### What you have to do
Give back every record verbatim, but not the pictures.
Material for this exercise Start Marker
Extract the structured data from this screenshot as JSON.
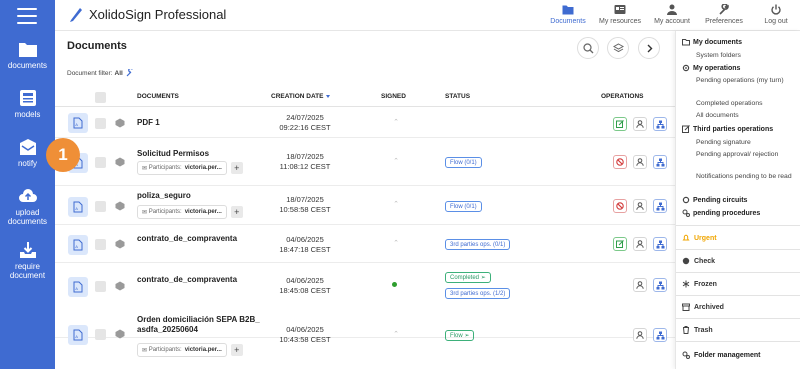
{
  "app": {
    "title": "XolidoSign Professional"
  },
  "sidebar": {
    "items": [
      {
        "label": "documents"
      },
      {
        "label": "models"
      },
      {
        "label": "notify"
      },
      {
        "label": "upload documents"
      },
      {
        "label": "require document"
      }
    ]
  },
  "topnav": {
    "items": [
      {
        "label": "Documents",
        "active": true
      },
      {
        "label": "My resources"
      },
      {
        "label": "My account"
      },
      {
        "label": "Preferences"
      },
      {
        "label": "Log out"
      }
    ]
  },
  "page": {
    "title": "Documents",
    "filter_label": "Document filter:",
    "filter_value": "All"
  },
  "table": {
    "headers": {
      "documents": "DOCUMENTS",
      "creation_date": "CREATION DATE",
      "signed": "SIGNED",
      "status": "STATUS",
      "operations": "OPERATIONS"
    },
    "rows": [
      {
        "name": "PDF 1",
        "date": "24/07/2025",
        "time": "09:22:16 CEST",
        "signed": "unsigned"
      },
      {
        "name": "Solicitud Permisos",
        "participants_label": "Participants:",
        "participants": "victoria.per...",
        "date": "18/07/2025",
        "time": "11:08:12 CEST",
        "signed": "unsigned",
        "status": [
          "Flow (0/1)"
        ]
      },
      {
        "name": "poliza_seguro",
        "participants_label": "Participants:",
        "participants": "victoria.per...",
        "date": "18/07/2025",
        "time": "10:58:58 CEST",
        "signed": "unsigned",
        "status": [
          "Flow (0/1)"
        ]
      },
      {
        "name": "contrato_de_compraventa",
        "date": "04/06/2025",
        "time": "18:47:18 CEST",
        "signed": "unsigned",
        "status": [
          "3rd parties ops. (0/1)"
        ]
      },
      {
        "name": "contrato_de_compraventa",
        "date": "04/06/2025",
        "time": "18:45:08 CEST",
        "signed": "signed",
        "status": [
          "Completed",
          "3rd parties ops. (1/2)"
        ]
      },
      {
        "name": "Orden domiciliación SEPA B2B_asdfa_20250604",
        "participants_label": "Participants:",
        "participants": "victoria.per...",
        "date": "04/06/2025",
        "time": "10:43:58 CEST",
        "signed": "unsigned",
        "status": [
          "Flow"
        ]
      }
    ]
  },
  "step_marker": "1",
  "right_panel": {
    "my_documents": "My documents",
    "system_folders": "System folders",
    "my_operations": "My operations",
    "my_operations_items": [
      "Pending operations (my turn)",
      "Completed operations",
      "All documents"
    ],
    "third_parties": "Third parties operations",
    "third_parties_items": [
      "Pending signature",
      "Pending approval/ rejection",
      "Notifications pending to be read"
    ],
    "pending_circuits": "Pending circuits",
    "pending_procedures": "pending procedures",
    "urgent": "Urgent",
    "check": "Check",
    "frozen": "Frozen",
    "archived": "Archived",
    "trash": "Trash",
    "folder_management": "Folder management"
  },
  "colors": {
    "sidebar": "#3f6bd1",
    "accent": "#3f6bd1",
    "urgent": "#f0a500",
    "step": "#ef8f37"
  }
}
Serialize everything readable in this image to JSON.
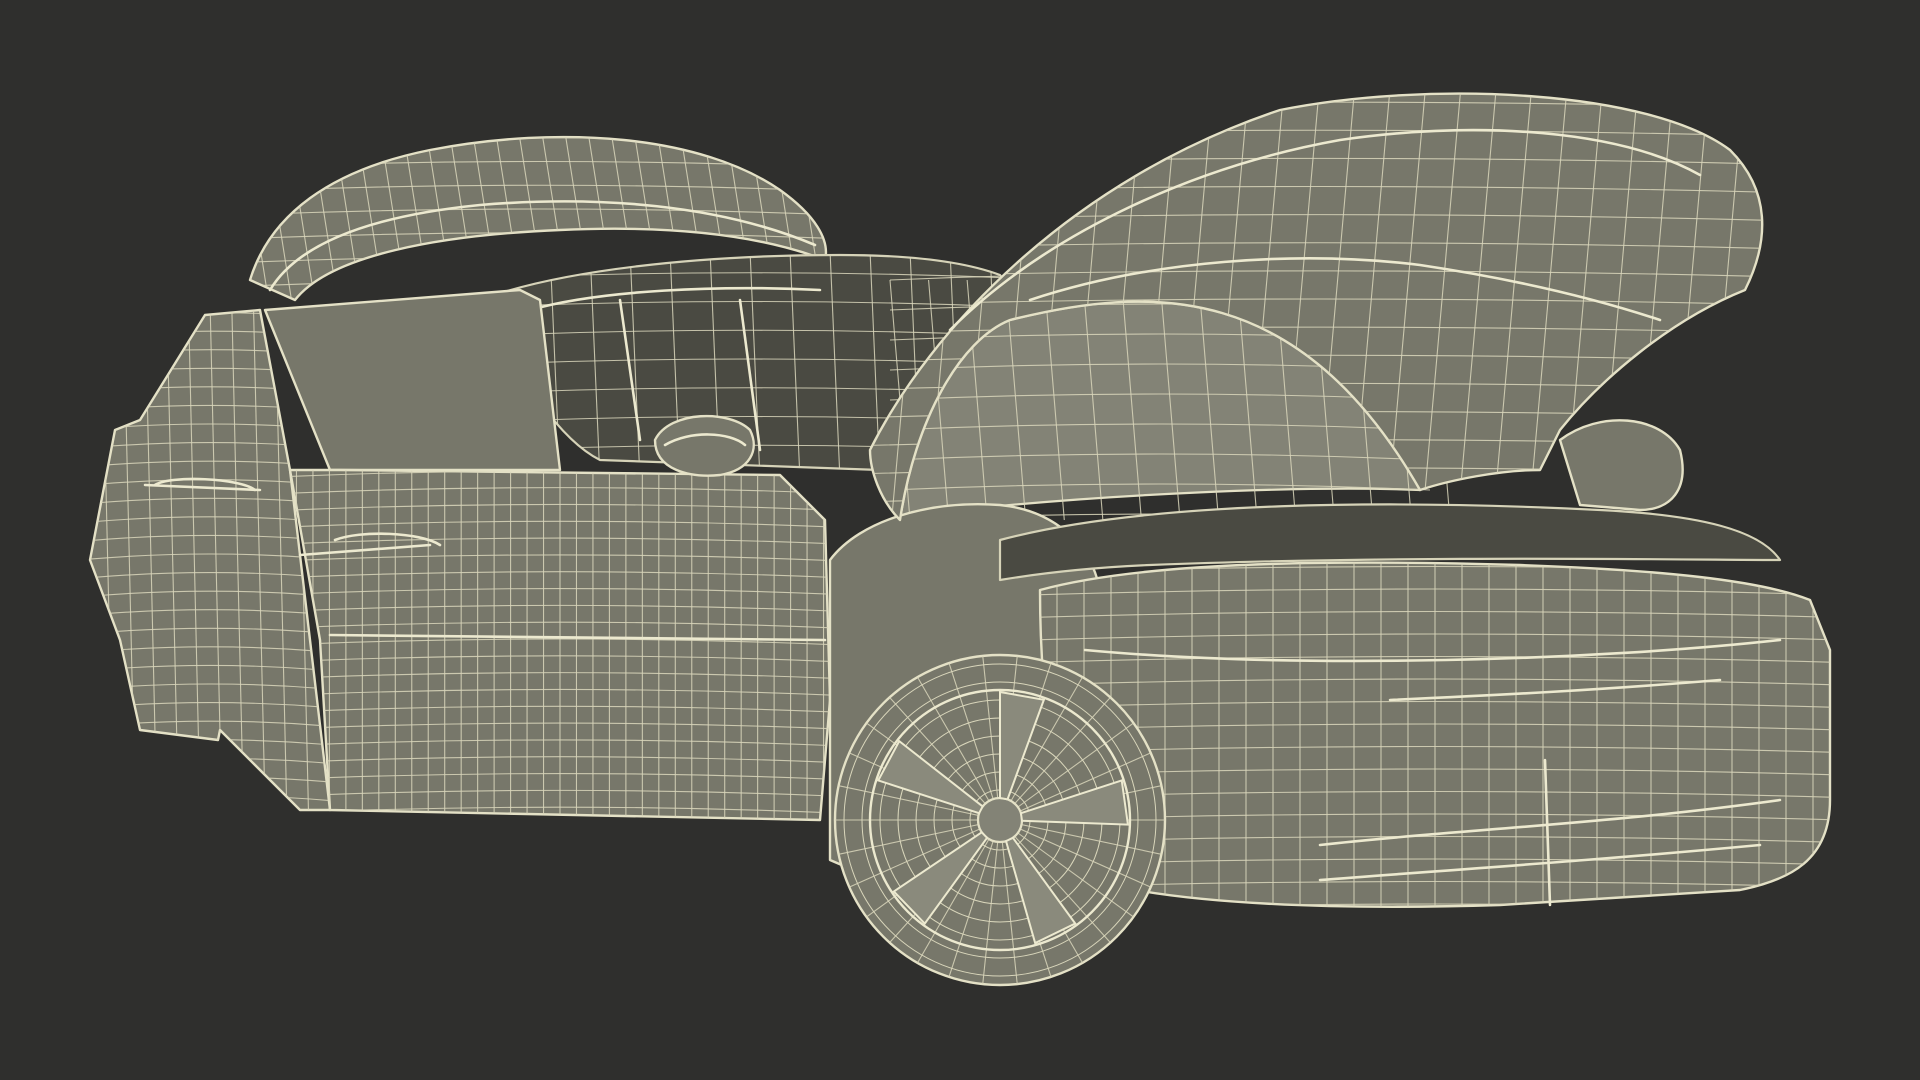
{
  "scene": {
    "background_color": "#2f2f2d",
    "body_fill_color": "#77776a",
    "wire_color": "#e4e1c6",
    "subject": "wireframe-car-3d-render",
    "doors": "open",
    "hood": "open"
  }
}
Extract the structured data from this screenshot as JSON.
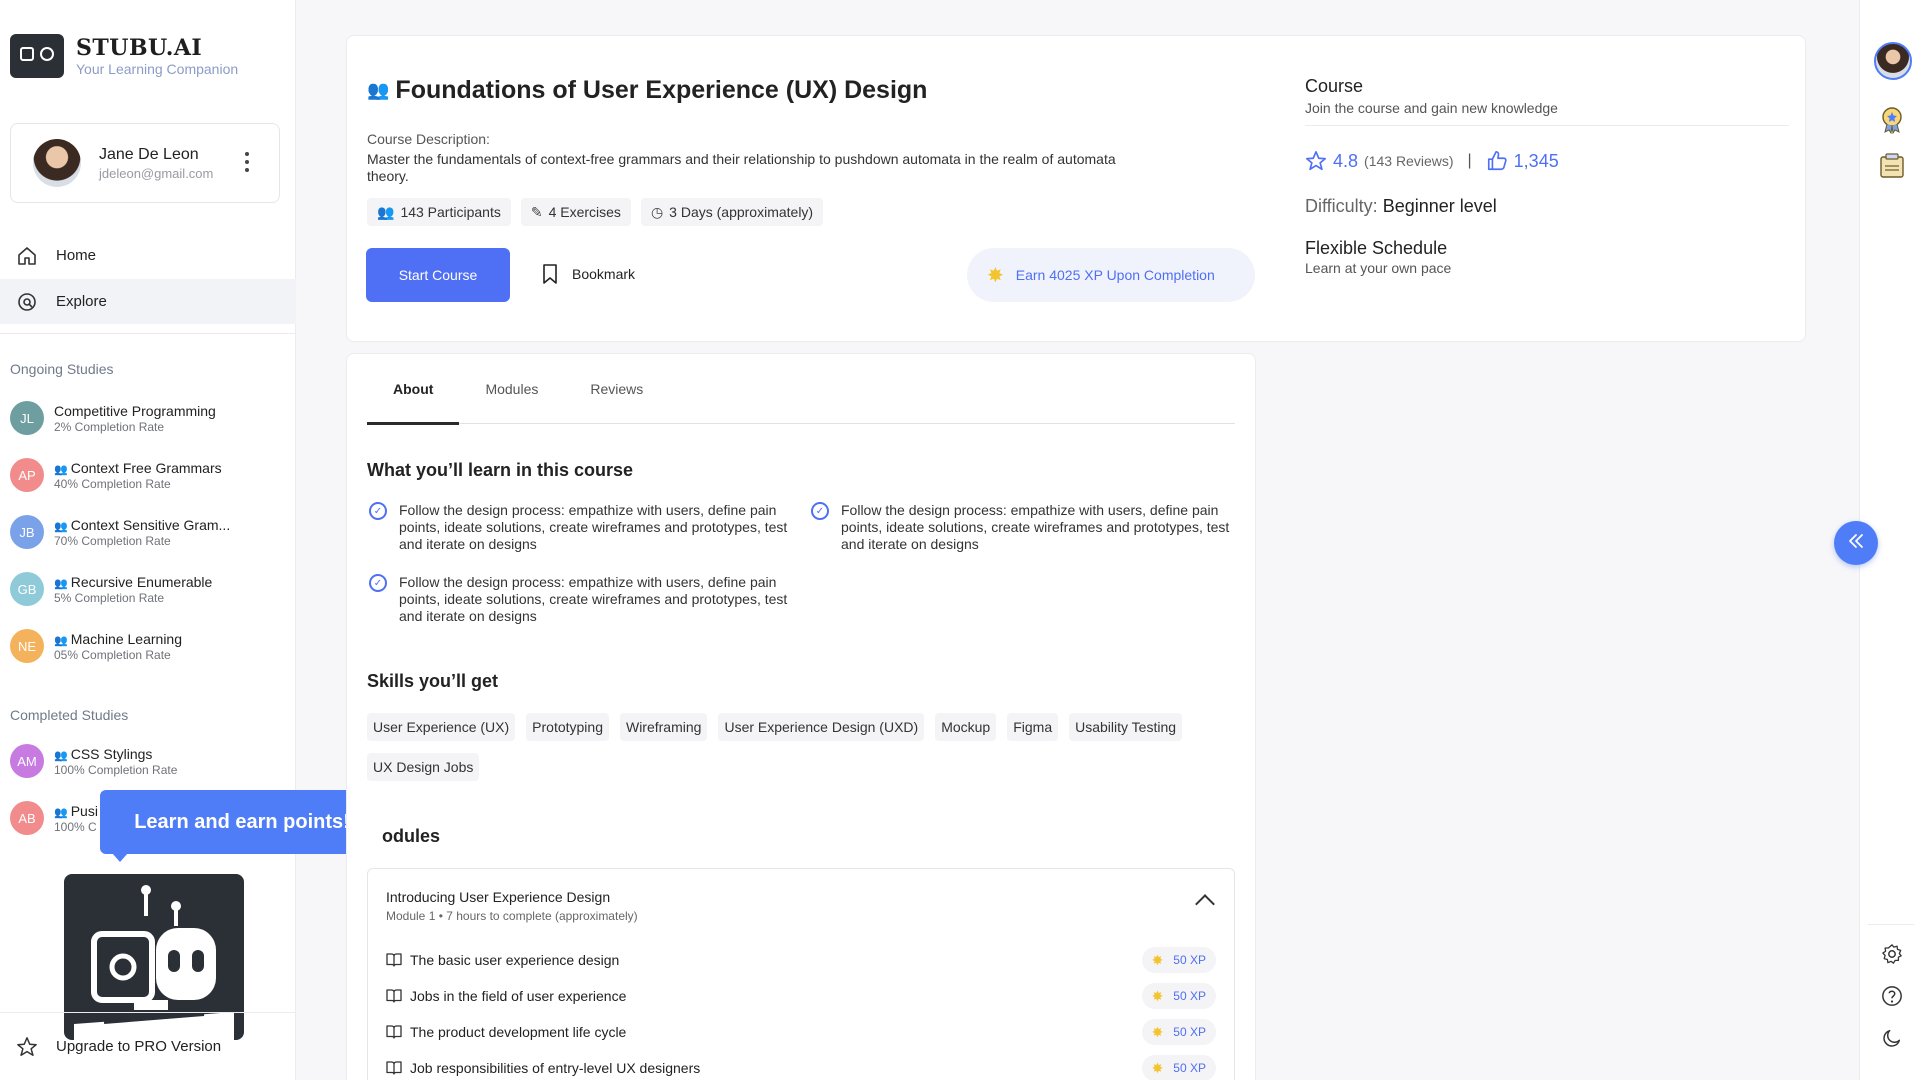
{
  "brand": {
    "name": "STUBU.AI",
    "tagline": "Your Learning Companion"
  },
  "user": {
    "name": "Jane De Leon",
    "email": "jdeleon@gmail.com"
  },
  "nav": [
    {
      "label": "Home",
      "icon": "home-icon"
    },
    {
      "label": "Explore",
      "icon": "explore-icon"
    }
  ],
  "ongoing": {
    "label": "Ongoing Studies",
    "items": [
      {
        "initials": "JL",
        "title": "Competitive Programming",
        "rate": "2% Completion Rate",
        "color": "#6f9ea0",
        "icon": false
      },
      {
        "initials": "AP",
        "title": "Context Free Grammars",
        "rate": "40% Completion Rate",
        "color": "#f28b8b",
        "icon": true
      },
      {
        "initials": "JB",
        "title": "Context Sensitive Gram...",
        "rate": "70% Completion Rate",
        "color": "#7aa2e8",
        "icon": true
      },
      {
        "initials": "GB",
        "title": "Recursive Enumerable",
        "rate": "5% Completion Rate",
        "color": "#8fcad9",
        "icon": true
      },
      {
        "initials": "NE",
        "title": "Machine Learning",
        "rate": "05% Completion Rate",
        "color": "#f5b25c",
        "icon": true
      }
    ]
  },
  "completed": {
    "label": "Completed Studies",
    "items": [
      {
        "initials": "AM",
        "title": "CSS Stylings",
        "rate": "100% Completion Rate",
        "color": "#c77ae0",
        "icon": true
      },
      {
        "initials": "AB",
        "title": "Pusi",
        "rate": "100% C",
        "color": "#f28b8b",
        "icon": true
      }
    ]
  },
  "tooltip": "Learn and earn points!",
  "upgrade": "Upgrade to PRO Version",
  "course": {
    "title": "Foundations of User Experience (UX) Design",
    "desc_label": "Course Description:",
    "desc": "Master the fundamentals of context-free grammars and their relationship to pushdown automata in the realm of automata theory.",
    "chips": [
      "143 Participants",
      "4 Exercises",
      "3 Days (approximately)"
    ],
    "start": "Start Course",
    "bookmark": "Bookmark",
    "earn": "Earn 4025 XP Upon Completion",
    "side_title": "Course",
    "side_sub": "Join the course and gain new knowledge",
    "rating": "4.8",
    "reviews": "(143 Reviews)",
    "likes": "1,345",
    "difficulty_label": "Difficulty:",
    "difficulty": "Beginner level",
    "schedule_title": "Flexible Schedule",
    "schedule_sub": "Learn at your own pace"
  },
  "tabs": [
    "About",
    "Modules",
    "Reviews"
  ],
  "learn_heading": "What you’ll learn in this course",
  "learn_items": [
    "Follow the design process: empathize with users, define pain points, ideate solutions, create wireframes and prototypes, test and iterate on designs",
    "Follow the design process: empathize with users, define pain points, ideate solutions, create wireframes and prototypes, test and iterate on designs",
    "Follow the design process: empathize with users, define pain points, ideate solutions, create wireframes and prototypes, test and iterate on designs"
  ],
  "skills_heading": "Skills you’ll get",
  "skills": [
    "User Experience (UX)",
    "Prototyping",
    "Wireframing",
    "User Experience Design (UXD)",
    "Mockup",
    "Figma",
    "Usability Testing",
    "UX Design Jobs"
  ],
  "modules_heading": "odules",
  "module": {
    "title": "Introducing User Experience Design",
    "sub": "Module 1 • 7 hours to complete (approximately)",
    "lessons": [
      {
        "title": "The basic user experience design",
        "xp": "50 XP"
      },
      {
        "title": "Jobs in the field of user experience",
        "xp": "50 XP"
      },
      {
        "title": "The product development life cycle",
        "xp": "50 XP"
      },
      {
        "title": "Job responsibilities of entry-level UX designers",
        "xp": "50 XP"
      }
    ]
  },
  "colors": {
    "accent": "#4f6ff4",
    "star": "#f4c430"
  }
}
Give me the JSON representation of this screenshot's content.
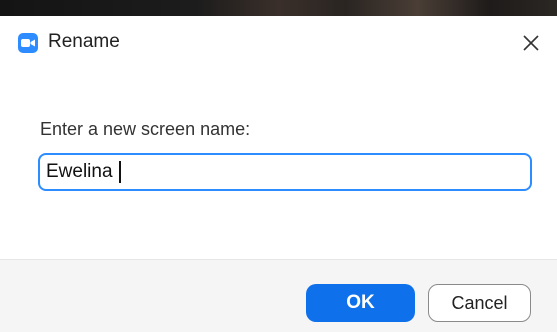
{
  "window": {
    "title": "Rename",
    "app_icon": "zoom-camera-icon",
    "close_icon": "close-icon"
  },
  "form": {
    "prompt": "Enter a new screen name:",
    "name_value": "Ewelina"
  },
  "footer": {
    "ok_label": "OK",
    "cancel_label": "Cancel"
  },
  "colors": {
    "accent": "#0e71eb",
    "input_border": "#2d8cff",
    "footer_bg": "#f5f5f5"
  }
}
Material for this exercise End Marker
### Written response
Extract the structured data from this screenshot as JSON.
{
  "app": {
    "title": "XolidoSign Professional"
  },
  "sidebar": {
    "items": [
      {
        "label": "documents"
      },
      {
        "label": "models"
      },
      {
        "label": "notify"
      },
      {
        "label": "upload documents"
      },
      {
        "label": "require document"
      }
    ]
  },
  "topnav": {
    "items": [
      {
        "label": "Documents",
        "active": true
      },
      {
        "label": "My resources"
      },
      {
        "label": "My account"
      },
      {
        "label": "Preferences"
      },
      {
        "label": "Log out"
      }
    ]
  },
  "page": {
    "title": "Documents",
    "filter_label": "Document filter:",
    "filter_value": "All"
  },
  "table": {
    "headers": {
      "documents": "DOCUMENTS",
      "creation_date": "CREATION DATE",
      "signed": "SIGNED",
      "status": "STATUS",
      "operations": "OPERATIONS"
    },
    "rows": [
      {
        "name": "PDF 1",
        "date": "24/07/2025",
        "time": "09:22:16 CEST",
        "signed": "unsigned"
      },
      {
        "name": "Solicitud Permisos",
        "participants_label": "Participants:",
        "participants": "victoria.per...",
        "date": "18/07/2025",
        "time": "11:08:12 CEST",
        "signed": "unsigned",
        "status": [
          "Flow (0/1)"
        ]
      },
      {
        "name": "poliza_seguro",
        "participants_label": "Participants:",
        "participants": "victoria.per...",
        "date": "18/07/2025",
        "time": "10:58:58 CEST",
        "signed": "unsigned",
        "status": [
          "Flow (0/1)"
        ]
      },
      {
        "name": "contrato_de_compraventa",
        "date": "04/06/2025",
        "time": "18:47:18 CEST",
        "signed": "unsigned",
        "status": [
          "3rd parties ops. (0/1)"
        ]
      },
      {
        "name": "contrato_de_compraventa",
        "date": "04/06/2025",
        "time": "18:45:08 CEST",
        "signed": "signed",
        "status": [
          "Completed",
          "3rd parties ops. (1/2)"
        ]
      },
      {
        "name": "Orden domiciliación SEPA B2B_asdfa_20250604",
        "participants_label": "Participants:",
        "participants": "victoria.per...",
        "date": "04/06/2025",
        "time": "10:43:58 CEST",
        "signed": "unsigned",
        "status": [
          "Flow"
        ]
      }
    ]
  },
  "step_marker": "1",
  "right_panel": {
    "my_documents": "My documents",
    "system_folders": "System folders",
    "my_operations": "My operations",
    "my_operations_items": [
      "Pending operations (my turn)",
      "Completed operations",
      "All documents"
    ],
    "third_parties": "Third parties operations",
    "third_parties_items": [
      "Pending signature",
      "Pending approval/ rejection",
      "Notifications pending to be read"
    ],
    "pending_circuits": "Pending circuits",
    "pending_procedures": "pending procedures",
    "urgent": "Urgent",
    "check": "Check",
    "frozen": "Frozen",
    "archived": "Archived",
    "trash": "Trash",
    "folder_management": "Folder management"
  },
  "colors": {
    "sidebar": "#3f6bd1",
    "accent": "#3f6bd1",
    "urgent": "#f0a500",
    "step": "#ef8f37"
  }
}
Serialize everything readable in this image to JSON.
{
  "scene": {
    "background_color": "#2f2f2d",
    "body_fill_color": "#77776a",
    "wire_color": "#e4e1c6",
    "subject": "wireframe-car-3d-render",
    "doors": "open",
    "hood": "open"
  }
}
Extract the structured data from this screenshot as JSON.
{
  "brand": {
    "name": "STUBU.AI",
    "tagline": "Your Learning Companion"
  },
  "user": {
    "name": "Jane De Leon",
    "email": "jdeleon@gmail.com"
  },
  "nav": [
    {
      "label": "Home",
      "icon": "home-icon"
    },
    {
      "label": "Explore",
      "icon": "explore-icon"
    }
  ],
  "ongoing": {
    "label": "Ongoing Studies",
    "items": [
      {
        "initials": "JL",
        "title": "Competitive Programming",
        "rate": "2% Completion Rate",
        "color": "#6f9ea0",
        "icon": false
      },
      {
        "initials": "AP",
        "title": "Context Free Grammars",
        "rate": "40% Completion Rate",
        "color": "#f28b8b",
        "icon": true
      },
      {
        "initials": "JB",
        "title": "Context Sensitive Gram...",
        "rate": "70% Completion Rate",
        "color": "#7aa2e8",
        "icon": true
      },
      {
        "initials": "GB",
        "title": "Recursive Enumerable",
        "rate": "5% Completion Rate",
        "color": "#8fcad9",
        "icon": true
      },
      {
        "initials": "NE",
        "title": "Machine Learning",
        "rate": "05% Completion Rate",
        "color": "#f5b25c",
        "icon": true
      }
    ]
  },
  "completed": {
    "label": "Completed Studies",
    "items": [
      {
        "initials": "AM",
        "title": "CSS Stylings",
        "rate": "100% Completion Rate",
        "color": "#c77ae0",
        "icon": true
      },
      {
        "initials": "AB",
        "title": "Pusi",
        "rate": "100% C",
        "color": "#f28b8b",
        "icon": true
      }
    ]
  },
  "tooltip": "Learn and earn points!",
  "upgrade": "Upgrade to PRO Version",
  "course": {
    "title": "Foundations of User Experience (UX) Design",
    "desc_label": "Course Description:",
    "desc": "Master the fundamentals of context-free grammars and their relationship to pushdown automata in the realm of automata theory.",
    "chips": [
      "143 Participants",
      "4 Exercises",
      "3 Days (approximately)"
    ],
    "start": "Start Course",
    "bookmark": "Bookmark",
    "earn": "Earn 4025 XP Upon Completion",
    "side_title": "Course",
    "side_sub": "Join the course and gain new knowledge",
    "rating": "4.8",
    "reviews": "(143 Reviews)",
    "likes": "1,345",
    "difficulty_label": "Difficulty:",
    "difficulty": "Beginner level",
    "schedule_title": "Flexible Schedule",
    "schedule_sub": "Learn at your own pace"
  },
  "tabs": [
    "About",
    "Modules",
    "Reviews"
  ],
  "learn_heading": "What you’ll learn in this course",
  "learn_items": [
    "Follow the design process: empathize with users, define pain points, ideate solutions, create wireframes and prototypes, test and iterate on designs",
    "Follow the design process: empathize with users, define pain points, ideate solutions, create wireframes and prototypes, test and iterate on designs",
    "Follow the design process: empathize with users, define pain points, ideate solutions, create wireframes and prototypes, test and iterate on designs"
  ],
  "skills_heading": "Skills you’ll get",
  "skills": [
    "User Experience (UX)",
    "Prototyping",
    "Wireframing",
    "User Experience Design (UXD)",
    "Mockup",
    "Figma",
    "Usability Testing",
    "UX Design Jobs"
  ],
  "modules_heading": "odules",
  "module": {
    "title": "Introducing User Experience Design",
    "sub": "Module 1 • 7 hours to complete (approximately)",
    "lessons": [
      {
        "title": "The basic user experience design",
        "xp": "50 XP"
      },
      {
        "title": "Jobs in the field of user experience",
        "xp": "50 XP"
      },
      {
        "title": "The product development life cycle",
        "xp": "50 XP"
      },
      {
        "title": "Job responsibilities of entry-level UX designers",
        "xp": "50 XP"
      }
    ]
  },
  "colors": {
    "accent": "#4f6ff4",
    "star": "#f4c430"
  }
}
Give me the JSON representation of this screenshot's content.
{
  "window": {
    "title": "Rename",
    "app_icon": "zoom-camera-icon",
    "close_icon": "close-icon"
  },
  "form": {
    "prompt": "Enter a new screen name:",
    "name_value": "Ewelina"
  },
  "footer": {
    "ok_label": "OK",
    "cancel_label": "Cancel"
  },
  "colors": {
    "accent": "#0e71eb",
    "input_border": "#2d8cff",
    "footer_bg": "#f5f5f5"
  }
}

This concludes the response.